We (Puja Singh of Heifer Nepal staff, photographer Geoff Oliver Bugbee and me, Donna Stokes of World Ark) started out the day in Surkhet, Nepal at 6:30 a.m., imagining the headlines that might result from today’s task. It was an uphill climb of nearly 5,000 feet, on steep and arguably treacherous footpaths Nepalis take daily, to one of the most remote soon-to-be Heifer goat projects in the forest near Surkhet in the western region of Nepal.
“World Ark team meets tiger” was our frontrunner imagined headline, as Heifer Nepal staff in this region reported seeing wild tigers not that long ago. Yet as we began to climb what Puja lovingly dubbed “goat mountain,” a different theme emerged.
In Nepal in mid-April, scores of expeditions are arriving in Kathmandu to begin their Mount Everest summit attempts during the short season, many for no other reason than the infamous one—”because it is there.” But our group of Heifer Nepal and Heifer International headquarters staff was climbing because “they were there,” they being the women and men in need who live at the top and will soon begin training for Heifer’s goat value-chain project.
The first lesson: Goat mountain was very nearly more than this treadmill- and Zumba-trained American could handle. In the more than three hours it took us to climb up to talk with the villagers (not to mention the two hours back down at the end of the day), the women here would have made the whole round trip to fetch water.
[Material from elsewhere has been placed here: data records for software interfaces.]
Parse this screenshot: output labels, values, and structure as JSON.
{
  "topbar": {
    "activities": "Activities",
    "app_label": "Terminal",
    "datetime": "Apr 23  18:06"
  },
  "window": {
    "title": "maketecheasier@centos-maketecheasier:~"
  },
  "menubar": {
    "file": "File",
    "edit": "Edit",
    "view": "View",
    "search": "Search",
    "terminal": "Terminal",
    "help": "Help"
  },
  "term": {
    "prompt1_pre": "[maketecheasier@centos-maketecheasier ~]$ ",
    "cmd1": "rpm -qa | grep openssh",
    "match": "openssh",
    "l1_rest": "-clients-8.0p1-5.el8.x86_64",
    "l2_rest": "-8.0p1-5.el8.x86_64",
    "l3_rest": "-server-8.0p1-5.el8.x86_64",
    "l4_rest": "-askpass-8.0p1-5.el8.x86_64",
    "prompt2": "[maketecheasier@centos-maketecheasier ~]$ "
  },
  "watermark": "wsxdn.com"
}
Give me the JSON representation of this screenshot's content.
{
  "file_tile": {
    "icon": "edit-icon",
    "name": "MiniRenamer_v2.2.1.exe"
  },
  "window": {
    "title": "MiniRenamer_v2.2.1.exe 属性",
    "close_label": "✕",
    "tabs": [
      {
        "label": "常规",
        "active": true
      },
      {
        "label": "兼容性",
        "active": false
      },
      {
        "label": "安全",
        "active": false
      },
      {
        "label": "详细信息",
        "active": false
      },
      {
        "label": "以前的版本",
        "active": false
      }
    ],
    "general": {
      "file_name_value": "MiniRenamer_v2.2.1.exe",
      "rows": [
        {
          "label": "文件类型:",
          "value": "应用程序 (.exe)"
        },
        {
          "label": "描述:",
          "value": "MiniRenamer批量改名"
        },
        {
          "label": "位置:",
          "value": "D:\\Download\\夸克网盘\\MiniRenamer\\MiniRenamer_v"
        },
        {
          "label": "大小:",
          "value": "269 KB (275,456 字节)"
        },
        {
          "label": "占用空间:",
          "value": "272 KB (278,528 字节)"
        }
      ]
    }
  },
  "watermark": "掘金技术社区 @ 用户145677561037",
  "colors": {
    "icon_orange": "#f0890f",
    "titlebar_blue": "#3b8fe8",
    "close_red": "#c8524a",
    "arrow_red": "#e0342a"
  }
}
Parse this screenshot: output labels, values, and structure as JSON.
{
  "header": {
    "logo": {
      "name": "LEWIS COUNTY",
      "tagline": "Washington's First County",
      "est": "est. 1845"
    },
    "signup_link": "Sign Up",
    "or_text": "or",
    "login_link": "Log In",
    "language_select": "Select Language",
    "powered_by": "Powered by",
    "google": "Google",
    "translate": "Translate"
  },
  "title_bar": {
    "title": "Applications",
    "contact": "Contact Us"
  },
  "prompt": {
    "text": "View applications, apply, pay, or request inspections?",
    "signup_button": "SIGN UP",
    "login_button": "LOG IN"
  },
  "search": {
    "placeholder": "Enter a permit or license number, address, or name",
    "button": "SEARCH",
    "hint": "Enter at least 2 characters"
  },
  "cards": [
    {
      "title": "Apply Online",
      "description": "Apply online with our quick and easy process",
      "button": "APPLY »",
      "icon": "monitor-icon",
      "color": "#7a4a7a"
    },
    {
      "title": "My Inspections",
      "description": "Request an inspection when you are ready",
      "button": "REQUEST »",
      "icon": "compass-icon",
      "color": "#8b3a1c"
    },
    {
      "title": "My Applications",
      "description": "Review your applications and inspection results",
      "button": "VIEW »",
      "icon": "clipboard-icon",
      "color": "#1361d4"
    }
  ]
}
And they do it twice a day, in the morning starting at 4:30 a.m. using flashlights to see the rocky path, and also every evening to haul water for their animals and families.